27. 100 Blessings

6:6 All blessings, with one exception, are of Rabbinic origin. Therefore, if a person is in doubt about whether or not he said a blessing, he acts leniently and does not recite the bracha in question. Grace after meals (“bentching”), however, is a Biblical obligation. Therefore, if one is in doubt about whether or not he bentched, he must do so in order to be on the safe side. (The Mishnah Brurah points out that bentching is only Biblically mandated if one has eaten his fill. He also reminds us that, according to many authorities, the Al HaMichya recited after eating the special species of Israel is also a Biblical requirement and should be treated like bentching. See MB 209:10.)

6:7 King David established that a person must recite at least 100 blessings a day. There are a number of Biblical sources that allegorically support the practice.

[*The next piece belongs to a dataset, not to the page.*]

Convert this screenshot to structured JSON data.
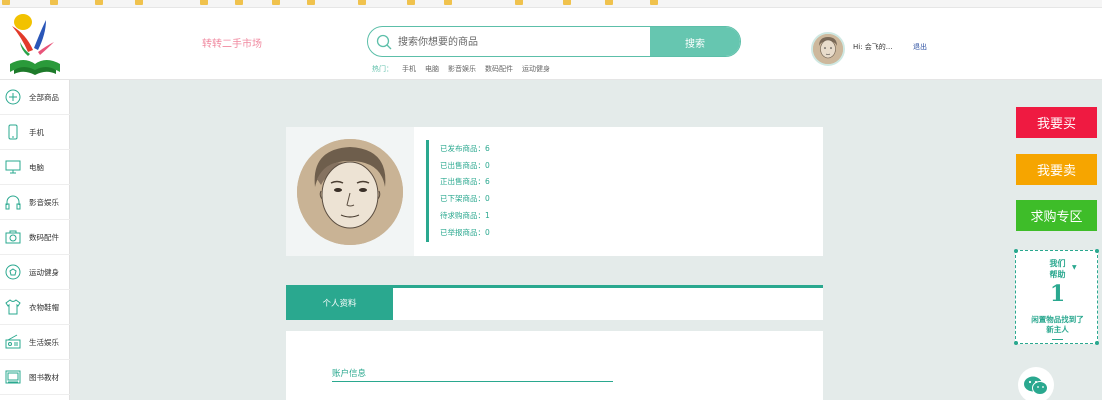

One example is interpreting the word “mah” (what) in Deuteronomy 10:12 as “meah” (100). This would change the meaning from “What does God ask of you?” to “God asks you for 100.” Also, Deuteronomy chapter 28 contains 98 curses plus “every sickness, every plague” (verse 61), totaling 100. The 100 blessings we recite daily serve as a shield against these 100 curses. Since the three weekday recitations of the Shemoneh Esrei account for more than half of a person’s 100 daily brachos, we may find ourselves short on Shabbos and Yom Tov, when the Amidah prayer contains fewer blessings. It is therefore extra important on these days to pay attention to and to answer Amen to the reader’s repetition, as well as the blessings when we read the Torah and Haftarah. (It’s also a good reason to snack on Shabbos–to enable us to say extra brachos!)